Its grocery partners include Fruiterie Milano, Marché BKR, Le Paradis du Fromage, Boucherie La Petite-Patrie, La Baia Dei Formaggi, Épicerie SODA, Épices et Tout in Longueuil and Le Palais de l’Épicerie Fine in Laval.
Users can shop for individual products within the Sauvegarde app, while partners also offer what Saliby describes as “surprise bags” of items from grocery and bakery partners. Grocery partner Fruiterie Milano, for example, is currently offering $30 worth of mixed produce—which might be misshapen and unappealing to store shoppers—for $20.
The organization has also aligned its objectives with those of the City of Montreal, which has committed to reducing food waste by 50% by 2025 and achieving zero waste by 2030.
Saliby says there’s no sense of competition with rival food waste apps, even noting the eventual arrival of a new product called Foody Saviour. “We don’t see them as competitors,” he says. “Our objective is to eliminate food waste, which is a big problem. The more there are, the more we can make a difference.”
Saliby continues to add functionality to the app, including a feature that enables users to identify preferred merchants and receive notifications when new products are available for purchase.
Saliby comes to Sauvegarde from finance, having worked with companies including Air Canada and GE Capital. He says he was taught to never waste food while growing up, something that stuck with him into adulthood.

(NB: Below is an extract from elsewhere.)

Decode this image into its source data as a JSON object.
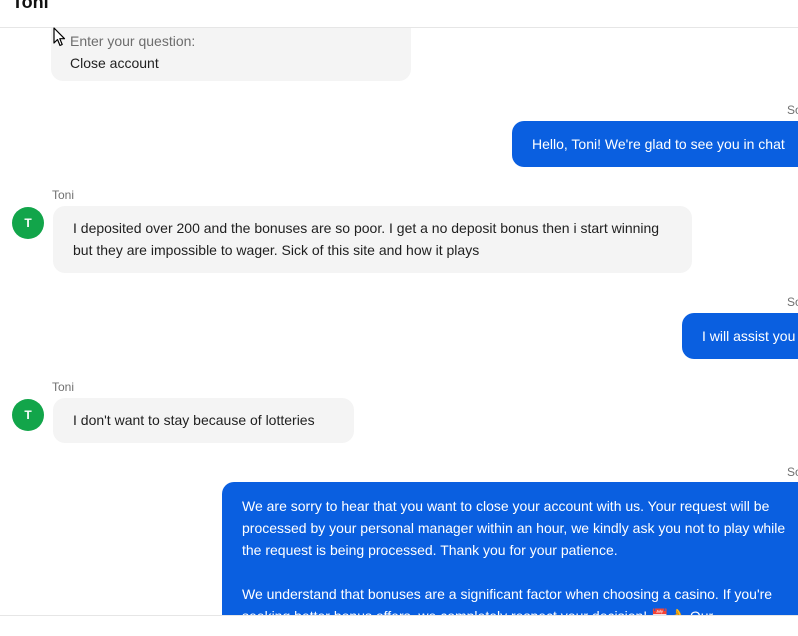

“My whole life I wanted to create something that would catapult the world into a better place,” he says.